has partnered with open-source weather technology company to launch an initiative to collect and share weather data in West Africa on the Telos public blockchain.
Telokanda will use the to help university students and farming communities record and share weather data with the goal of improving climate research, hurricane tracking and local weather forecasting, the companies said in a statement Tuesday.
According to the announcement, the project was developed by a team in West Africa that includes former Boeing and NASA engineer Nicolas Lopez.
, launched by citizens in West African countries, will carry lightweight devices called into the air while beaming atmospheric data, including pressure, temperature and wind speed, back to Earth.
The project hopes to motivate citizens to participate in weather data collection by developing a method of sending digital currency instantly to people who launch their weather balloons, incentivizing timely and consistent launches, the announcement said.
The announcement said that once a weather balloon transmits data to the blockchain, a smart contract will trigger payments in telos tokens (TLOS) to the operators’ digital wallets.
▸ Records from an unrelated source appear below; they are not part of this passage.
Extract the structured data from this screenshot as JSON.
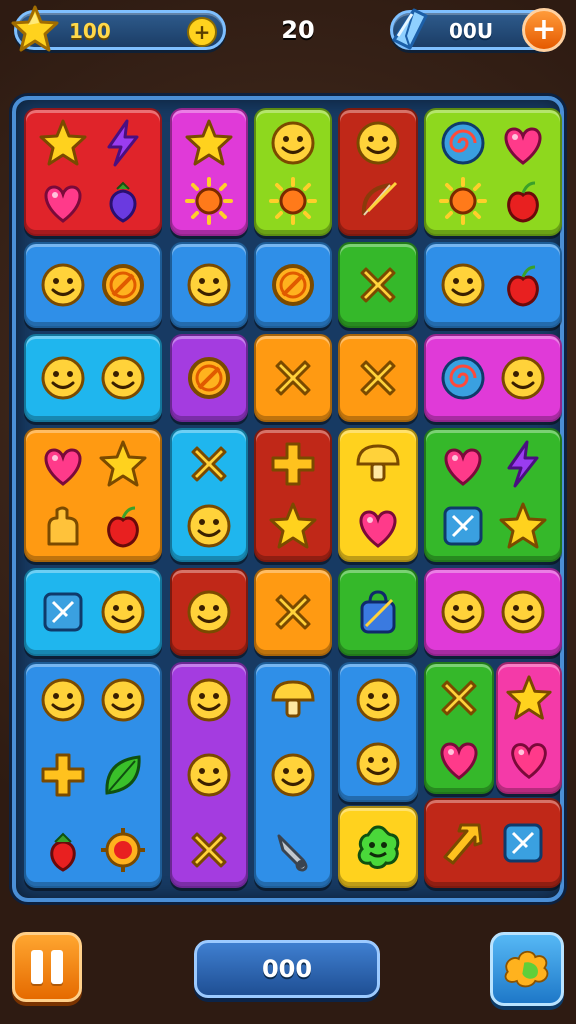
{
  "hud": {
    "stars_value": "100",
    "moves_value": "20",
    "gems_value": "00U",
    "score_value": "000",
    "icons": {
      "star": "star-icon",
      "add_stars": "plus-icon",
      "gem": "gem-icon",
      "add_gems": "plus-icon",
      "pause": "pause-icon",
      "booster": "paint-splash-icon"
    }
  },
  "colors": {
    "red": "#e0242a",
    "magenta": "#e03ad8",
    "lime": "#8ed81e",
    "darkred": "#c02818",
    "blue": "#2f8fe8",
    "cyan": "#1fb6ee",
    "purple": "#a43ce0",
    "orange": "#ff9a12",
    "yellow": "#ffd21e",
    "green": "#35b82a",
    "pink": "#f43aa8"
  },
  "board": {
    "tiles": [
      {
        "color": "red",
        "icons": [
          "star",
          "bolt",
          "heart",
          "strawberry"
        ]
      },
      {
        "color": "magenta",
        "icons": [
          "star",
          "sun"
        ]
      },
      {
        "color": "lime",
        "icons": [
          "smiley",
          "sun"
        ]
      },
      {
        "color": "darkred",
        "icons": [
          "smiley",
          "bow"
        ]
      },
      {
        "color": "lime",
        "icons": [
          "swirl",
          "heart",
          "sun",
          "apple"
        ]
      },
      {
        "color": "blue",
        "icons": [
          "smiley",
          "no-sign"
        ]
      },
      {
        "color": "blue",
        "icons": [
          "smiley"
        ]
      },
      {
        "color": "blue",
        "icons": [
          "no-sign"
        ]
      },
      {
        "color": "green",
        "icons": [
          "cross"
        ]
      },
      {
        "color": "blue",
        "icons": [
          "smiley",
          "apple"
        ]
      },
      {
        "color": "cyan",
        "icons": [
          "smiley",
          "smiley"
        ]
      },
      {
        "color": "purple",
        "icons": [
          "no-sign"
        ]
      },
      {
        "color": "orange",
        "icons": [
          "cross"
        ]
      },
      {
        "color": "orange",
        "icons": [
          "cross"
        ]
      },
      {
        "color": "magenta",
        "icons": [
          "swirl",
          "smiley"
        ]
      },
      {
        "color": "orange",
        "icons": [
          "heart",
          "star",
          "hand",
          "apple"
        ]
      },
      {
        "color": "cyan",
        "icons": [
          "cross",
          "smiley"
        ]
      },
      {
        "color": "darkred",
        "icons": [
          "plus",
          "star"
        ]
      },
      {
        "color": "yellow",
        "icons": [
          "mushroom",
          "heart"
        ]
      },
      {
        "color": "green",
        "icons": [
          "heart",
          "bolt",
          "box-x",
          "star"
        ]
      },
      {
        "color": "cyan",
        "icons": [
          "box-x",
          "smiley"
        ]
      },
      {
        "color": "darkred",
        "icons": [
          "smiley"
        ]
      },
      {
        "color": "orange",
        "icons": [
          "cross"
        ]
      },
      {
        "color": "green",
        "icons": [
          "bag"
        ]
      },
      {
        "color": "magenta",
        "icons": [
          "smiley",
          "smiley"
        ]
      },
      {
        "color": "blue",
        "icons": [
          "smiley",
          "smiley",
          "plus",
          "leaf",
          "berry",
          "gear"
        ]
      },
      {
        "color": "purple",
        "icons": [
          "smiley",
          "smiley",
          "cross"
        ]
      },
      {
        "color": "blue",
        "icons": [
          "mushroom",
          "smiley",
          "tool"
        ]
      },
      {
        "color": "blue",
        "icons": [
          "smiley",
          "smiley"
        ]
      },
      {
        "color": "yellow",
        "icons": [
          "blob"
        ]
      },
      {
        "color": "green",
        "icons": [
          "cross",
          "heart"
        ]
      },
      {
        "color": "pink",
        "icons": [
          "star",
          "heart"
        ]
      },
      {
        "color": "darkred",
        "icons": [
          "arrow",
          "box-x"
        ]
      }
    ]
  }
}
Each reward of about $15 can be converted to local fiat currencies such as the Nigerian Naira or Ghanaian Cedis via the app.
A spokesperson for the project told CoinDesk via email that at first rewards will come from the but in the future, the funds will come from NGOs that want to use the data for weather forecasting and research.
So far Telokanda has partnered with the and in Nigeria, as well as where students will launch the balloons and track the data.
“This project can quickly grow into one that will save lives and help prevent billions of dollars in weather damage while rewarding local participants for their efforts,” Douglas Horn, chief architect of the Telos blockchain, said in a statement to the press.
The project has eight launches.
Starting out, Telokanda plans to have each university launch one balloon per week, scaling up to daily launches by 2021, the spokesperson said.